    redreuben redreuben

    My main motivation for using a model is to use the Gougeon's methodology of using birch modelling ply to represent full scale plywood sheets.
    The boat I have in mind would be 7.5-9 meter hash up of a Crowther Buccaneer and a Horstman, a modern sleeker Horstman or a fat Buccaneer lol.
    Basically I feel the Horstmans are are bit old and could use a modern revision and the current crop of contemporary trimarans are too performance orientated for my needs.
    Searunners ? Nuh sorry don't appeal, at all !
     
  13. Doug Lord
    Joined: May 2009
    Posts: 16,679
    Likes: 341, Points: 93, Legacy Rep: 1362
    Location: Cocoa, Florida

    Doug Lord Flight Ready

    Just a bit on the model side: some of the most well known designers and innovators have used RC models to test their concepts including:
    1) Dr. Sam Bradfield, who used a 5' model to test foil placement and rig placement for his 40' SKAT. He also discovered a 1:1 correlation in the model foils area as compared to the full size.
    2) Yves Parlier with his planing catamaran,
    3) Bill Burns for testing models using CBTF(canting ballast twin foil) technology,
    4) Hugh Welbourn for testing early ideas for DSS(Dynamic Stability Systems).
    5) Greg Ketterman to develop his foiler concepts.
    And there are many more......
     
  14. PAR
    Joined: Nov 2003
    Posts: 19,133
    Likes: 482, Points: 93, Legacy Rep: 3967
    Location: Eustis, FL
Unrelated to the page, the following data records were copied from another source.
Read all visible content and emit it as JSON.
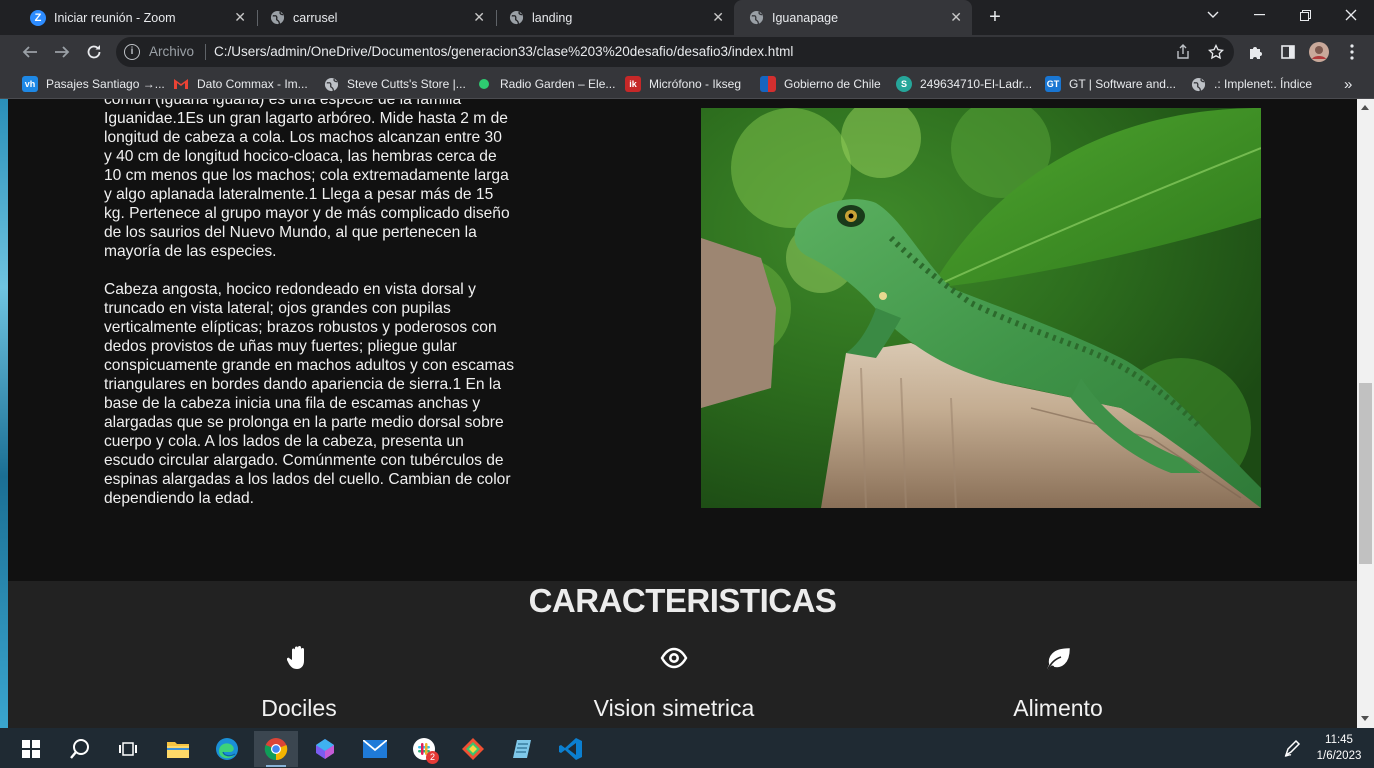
{
  "browser": {
    "tabs": [
      {
        "title": "Iniciar reunión - Zoom",
        "icon": "zoom-icon",
        "color": "#2D8CFF"
      },
      {
        "title": "carrusel",
        "icon": "globe-icon"
      },
      {
        "title": "landing",
        "icon": "globe-icon"
      },
      {
        "title": "Iguanapage",
        "icon": "globe-icon",
        "active": true
      }
    ],
    "new_tab": "+",
    "address": {
      "scheme_label": "Archivo",
      "url": "C:/Users/admin/OneDrive/Documentos/generacion33/clase%203%20desafio/desafio3/index.html"
    },
    "bookmarks": [
      {
        "label": "Pasajes Santiago →...",
        "icon": "vh",
        "color": "#1e88e5"
      },
      {
        "label": "Dato Commax - Im...",
        "icon": "gmail-icon",
        "color": "#ea4335"
      },
      {
        "label": "Steve Cutts's Store |...",
        "icon": "globe-icon",
        "color": "#9aa0a6"
      },
      {
        "label": "Radio Garden – Ele...",
        "icon": "dot-icon",
        "color": "#2ecc71"
      },
      {
        "label": "Micrófono - Ikseg",
        "icon": "ik",
        "color": "#c62828"
      },
      {
        "label": "Gobierno de Chile",
        "icon": "flag-icon",
        "color": "#1565c0"
      },
      {
        "label": "249634710-El-Ladr...",
        "icon": "s",
        "color": "#26a69a"
      },
      {
        "label": "GT | Software and...",
        "icon": "gt",
        "color": "#1976d2"
      },
      {
        "label": ".: Implenet:. Índice",
        "icon": "globe-icon",
        "color": "#9aa0a6"
      }
    ],
    "more_bookmarks": "»"
  },
  "page": {
    "intro_paragraphs": [
      "común (Iguana iguana) es una especie de la familia Iguanidae.1Es un gran lagarto arbóreo. Mide hasta 2 m de longitud de cabeza a cola. Los machos alcanzan entre 30 y 40 cm de longitud hocico-cloaca, las hembras cerca de 10 cm menos que los machos; cola extremadamente larga y algo aplanada lateralmente.1 Llega a pesar más de 15 kg. Pertenece al grupo mayor y de más complicado diseño de los saurios del Nuevo Mundo, al que pertenecen la mayoría de las especies.",
      "Cabeza angosta, hocico redondeado en vista dorsal y truncado en vista lateral; ojos grandes con pupilas verticalmente elípticas; brazos robustos y poderosos con dedos provistos de uñas muy fuertes; pliegue gular conspicuamente grande en machos adultos y con escamas triangulares en bordes dando apariencia de sierra.1 En la base de la cabeza inicia una fila de escamas anchas y alargadas que se prolonga en la parte medio dorsal sobre cuerpo y cola. A los lados de la cabeza, presenta un escudo circular alargado. Comúnmente con tubérculos de espinas alargadas a los lados del cuello. Cambian de color dependiendo la edad."
    ],
    "features_title": "CARACTERISTICAS",
    "features": [
      {
        "icon": "hand-icon",
        "label": "Dociles"
      },
      {
        "icon": "eye-icon",
        "label": "Vision simetrica"
      },
      {
        "icon": "leaf-icon",
        "label": "Alimento"
      }
    ]
  },
  "taskbar": {
    "apps": [
      "start-icon",
      "search-icon",
      "task-view-icon",
      "file-explorer-icon",
      "edge-icon",
      "chrome-icon",
      "copilot-icon",
      "mail-icon",
      "slack-icon",
      "gitkraken-icon",
      "notepad-icon",
      "vscode-icon"
    ],
    "slack_badge": "2",
    "time": "11:45",
    "date": "1/6/2023"
  }
}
    PAR Yacht Designer/Builder

    It's one thing to test design elements on a model, typically with focus in a specific area, but another to use it as the concept for a full design. We all use models of some sort for aspects of a design.

    You can use scale plywood models to test "buildability" like Ian and Jan have done at West, but these were truly experienced builders and designers, with much understanding of the engineering a hydro portions of these projects.
     

  15. El_Guero

    El_Guero Previous Member

    OK,

    Few decent engineers will take over someone else's mistakes - that is a design issue prone with problems.

    First, the time it takes to 'understand' the other person's work, can normally allow the engineer enough time to design a better design model from scratch.

    BTW, this is design model, not necessarily a physical model.

    But, some engineers will accept the challenge, if the idea intrigues them, enough. Like trying to get a corn kernel from between your teeth at the theater, it just will not leave you alone.

    Having said that.

    You need an engineer with products you already like.

    The cost to have an engineer take what you like and add it in would be much more valuable to you.

    And the overall cost of your project would be MUCH less than building two or three dream boats and then having an engineer look over your dreams.

    BTW, it typically costs as much to have an engineer to look over and approve a dream as it does to build the dream with you.
     
Loading...
Forum posts represent the experience, opinion, and view of individual users. Boat Design Net does not necessarily endorse nor share the view of each individual post.
When making potentially dangerous or financial decisions, always employ and consult appropriate professionals. Your circumstances or experience may be different.